All three of these responses suggest that the problem with Dutton’s claims is the factual aspect suggesting that, if Dutton were correct in his evidence, his argument is sound.
The problem with Dutton’s argument is that it’s based on an idea that refugees should be beneficial to us in order for us to grant them asylum. Refugees must both be thankful to us for our charity and must pay us back. It’s the opposite of ‘ethical consumption’, buying the coffee where a portion of the profit goes to protecting the rainforest. Here we have charity that comes with economic obligations, saving the rainforest on the proviso that countries supply us with cheaper coffee.
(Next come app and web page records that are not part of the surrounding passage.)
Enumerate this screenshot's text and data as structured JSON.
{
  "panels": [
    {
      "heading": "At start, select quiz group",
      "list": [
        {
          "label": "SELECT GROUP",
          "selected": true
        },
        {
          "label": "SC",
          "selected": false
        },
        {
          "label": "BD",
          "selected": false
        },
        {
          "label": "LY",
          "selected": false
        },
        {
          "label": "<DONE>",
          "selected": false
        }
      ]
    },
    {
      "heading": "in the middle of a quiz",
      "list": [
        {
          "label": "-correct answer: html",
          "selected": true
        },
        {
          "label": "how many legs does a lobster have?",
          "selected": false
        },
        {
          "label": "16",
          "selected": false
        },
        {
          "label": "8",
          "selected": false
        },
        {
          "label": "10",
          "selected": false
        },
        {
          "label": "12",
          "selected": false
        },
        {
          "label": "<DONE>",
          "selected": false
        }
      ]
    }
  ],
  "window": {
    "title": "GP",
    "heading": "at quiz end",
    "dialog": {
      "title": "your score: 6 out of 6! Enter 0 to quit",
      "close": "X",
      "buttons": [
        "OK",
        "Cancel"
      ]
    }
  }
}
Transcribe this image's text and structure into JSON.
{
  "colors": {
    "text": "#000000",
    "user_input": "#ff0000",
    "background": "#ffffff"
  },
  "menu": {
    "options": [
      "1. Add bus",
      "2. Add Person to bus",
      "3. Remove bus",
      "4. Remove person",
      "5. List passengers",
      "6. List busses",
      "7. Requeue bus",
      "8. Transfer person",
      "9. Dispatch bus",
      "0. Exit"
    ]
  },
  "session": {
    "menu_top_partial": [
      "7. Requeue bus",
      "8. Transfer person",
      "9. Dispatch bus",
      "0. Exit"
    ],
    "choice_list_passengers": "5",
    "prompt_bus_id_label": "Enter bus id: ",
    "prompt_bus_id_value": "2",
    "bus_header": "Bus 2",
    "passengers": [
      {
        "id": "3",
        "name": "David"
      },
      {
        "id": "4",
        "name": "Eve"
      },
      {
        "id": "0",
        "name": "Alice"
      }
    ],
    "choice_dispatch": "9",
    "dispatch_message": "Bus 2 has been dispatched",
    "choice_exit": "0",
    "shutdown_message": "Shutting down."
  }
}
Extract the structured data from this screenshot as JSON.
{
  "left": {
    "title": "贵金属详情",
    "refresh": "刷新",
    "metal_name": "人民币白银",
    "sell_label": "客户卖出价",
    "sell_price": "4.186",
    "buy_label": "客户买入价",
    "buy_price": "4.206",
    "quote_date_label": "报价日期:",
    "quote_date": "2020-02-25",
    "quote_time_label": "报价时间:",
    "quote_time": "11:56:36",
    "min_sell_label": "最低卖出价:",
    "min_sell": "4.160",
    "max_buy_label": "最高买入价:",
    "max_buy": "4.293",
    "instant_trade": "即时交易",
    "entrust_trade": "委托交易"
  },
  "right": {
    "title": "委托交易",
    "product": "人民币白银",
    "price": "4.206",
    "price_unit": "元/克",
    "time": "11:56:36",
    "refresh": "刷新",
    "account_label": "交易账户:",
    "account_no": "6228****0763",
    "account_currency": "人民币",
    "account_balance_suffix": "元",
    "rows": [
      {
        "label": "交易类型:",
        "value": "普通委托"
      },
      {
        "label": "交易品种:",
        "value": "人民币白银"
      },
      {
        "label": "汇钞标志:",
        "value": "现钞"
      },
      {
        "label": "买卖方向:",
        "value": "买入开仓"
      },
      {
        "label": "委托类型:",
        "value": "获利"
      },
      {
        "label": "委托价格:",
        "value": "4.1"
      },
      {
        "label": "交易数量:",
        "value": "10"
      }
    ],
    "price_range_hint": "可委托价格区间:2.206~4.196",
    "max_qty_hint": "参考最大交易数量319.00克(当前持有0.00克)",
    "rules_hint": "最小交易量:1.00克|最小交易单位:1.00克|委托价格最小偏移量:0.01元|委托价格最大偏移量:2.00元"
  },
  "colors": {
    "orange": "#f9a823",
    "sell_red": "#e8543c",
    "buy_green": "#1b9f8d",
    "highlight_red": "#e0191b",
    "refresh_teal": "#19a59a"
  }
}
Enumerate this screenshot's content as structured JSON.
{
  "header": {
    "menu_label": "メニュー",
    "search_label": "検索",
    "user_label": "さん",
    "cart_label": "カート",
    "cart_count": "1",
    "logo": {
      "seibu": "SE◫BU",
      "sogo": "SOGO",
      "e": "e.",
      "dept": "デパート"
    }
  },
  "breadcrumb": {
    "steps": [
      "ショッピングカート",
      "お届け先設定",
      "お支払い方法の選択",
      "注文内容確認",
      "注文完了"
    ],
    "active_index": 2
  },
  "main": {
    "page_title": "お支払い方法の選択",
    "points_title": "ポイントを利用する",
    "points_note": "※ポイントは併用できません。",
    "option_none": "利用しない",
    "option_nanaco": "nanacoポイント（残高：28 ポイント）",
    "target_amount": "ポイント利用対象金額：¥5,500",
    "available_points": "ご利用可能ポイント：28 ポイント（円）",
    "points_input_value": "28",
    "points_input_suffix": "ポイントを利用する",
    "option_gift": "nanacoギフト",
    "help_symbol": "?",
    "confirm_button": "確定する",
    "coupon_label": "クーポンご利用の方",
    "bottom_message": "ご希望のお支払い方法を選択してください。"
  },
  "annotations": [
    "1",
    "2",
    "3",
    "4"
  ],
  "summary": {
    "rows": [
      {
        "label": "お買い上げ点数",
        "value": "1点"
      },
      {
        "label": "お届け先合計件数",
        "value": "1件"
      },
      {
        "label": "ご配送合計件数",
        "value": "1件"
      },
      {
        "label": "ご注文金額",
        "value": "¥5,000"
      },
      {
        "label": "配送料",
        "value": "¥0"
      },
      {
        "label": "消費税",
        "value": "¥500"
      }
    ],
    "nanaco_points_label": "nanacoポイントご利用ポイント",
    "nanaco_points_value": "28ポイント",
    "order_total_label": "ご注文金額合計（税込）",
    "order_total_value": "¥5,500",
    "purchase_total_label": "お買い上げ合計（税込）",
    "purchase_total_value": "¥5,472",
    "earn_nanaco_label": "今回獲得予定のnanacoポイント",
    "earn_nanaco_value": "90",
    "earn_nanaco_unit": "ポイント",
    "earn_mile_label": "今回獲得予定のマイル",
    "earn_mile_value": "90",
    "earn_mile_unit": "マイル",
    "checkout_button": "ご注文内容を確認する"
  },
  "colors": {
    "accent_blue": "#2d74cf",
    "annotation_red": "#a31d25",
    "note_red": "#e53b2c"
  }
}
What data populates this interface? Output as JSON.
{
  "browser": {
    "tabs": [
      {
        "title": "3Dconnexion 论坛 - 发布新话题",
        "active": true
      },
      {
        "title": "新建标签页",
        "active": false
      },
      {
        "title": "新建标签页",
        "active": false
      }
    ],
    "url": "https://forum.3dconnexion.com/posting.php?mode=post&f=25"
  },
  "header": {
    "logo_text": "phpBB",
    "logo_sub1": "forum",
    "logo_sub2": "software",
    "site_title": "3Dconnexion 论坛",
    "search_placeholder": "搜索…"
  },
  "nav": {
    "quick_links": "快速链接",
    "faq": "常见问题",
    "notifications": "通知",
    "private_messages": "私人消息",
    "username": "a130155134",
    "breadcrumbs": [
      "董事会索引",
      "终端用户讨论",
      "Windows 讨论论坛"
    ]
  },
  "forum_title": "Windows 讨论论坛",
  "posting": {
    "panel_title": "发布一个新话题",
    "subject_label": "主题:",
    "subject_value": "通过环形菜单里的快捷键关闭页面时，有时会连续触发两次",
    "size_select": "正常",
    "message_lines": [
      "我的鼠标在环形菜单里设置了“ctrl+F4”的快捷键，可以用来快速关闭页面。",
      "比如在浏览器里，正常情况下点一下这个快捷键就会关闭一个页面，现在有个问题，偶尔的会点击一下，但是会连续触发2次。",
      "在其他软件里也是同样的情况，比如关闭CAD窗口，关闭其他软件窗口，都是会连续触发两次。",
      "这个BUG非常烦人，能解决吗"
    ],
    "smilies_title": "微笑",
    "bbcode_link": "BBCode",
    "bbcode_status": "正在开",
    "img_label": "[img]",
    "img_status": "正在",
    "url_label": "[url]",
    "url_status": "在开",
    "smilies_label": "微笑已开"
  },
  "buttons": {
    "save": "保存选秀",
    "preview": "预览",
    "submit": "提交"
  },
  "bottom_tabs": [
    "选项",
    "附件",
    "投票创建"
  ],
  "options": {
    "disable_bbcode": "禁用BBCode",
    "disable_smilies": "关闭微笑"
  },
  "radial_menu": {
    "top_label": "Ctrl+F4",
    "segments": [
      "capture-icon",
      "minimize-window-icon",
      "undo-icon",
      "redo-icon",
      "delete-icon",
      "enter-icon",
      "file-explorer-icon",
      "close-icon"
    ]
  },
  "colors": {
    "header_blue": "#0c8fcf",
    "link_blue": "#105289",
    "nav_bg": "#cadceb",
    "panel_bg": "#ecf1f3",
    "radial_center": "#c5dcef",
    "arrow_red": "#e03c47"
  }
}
Nobody appears to have the courage to say: ‘If every single one of the 50,000 refugees sat on welfare, that would be fine.’ And yet this is the only morally appropriate position. The questions of whether or not they’ll be on welfare, whether or not they’ll take low-skilled jobs, or whether or not they’ll become a highly educated ruling class are entirely irrelevant to the question of whether or not they are refugees who should be resettled.
The only question is how many refugees Australia can integrate successfully, and we should err on the size of more rather than fewer. Can we successfully integrate 50,000 refugees per year? Would we need to change our settlement strategy so that it was cheaper per person? Or do we just accept that it will be extraordinarily expensive?
We shouldn’t accept Dutton’s framing of the discussion, and we shouldn’t pitch our responses to people who already agree that Dutton’s factually incorrect. Dutton shouldn’t be a minister, but he’ll continue to sit in the role until the protest groups get better at landing hits on Dutton’s dopey rhetoric.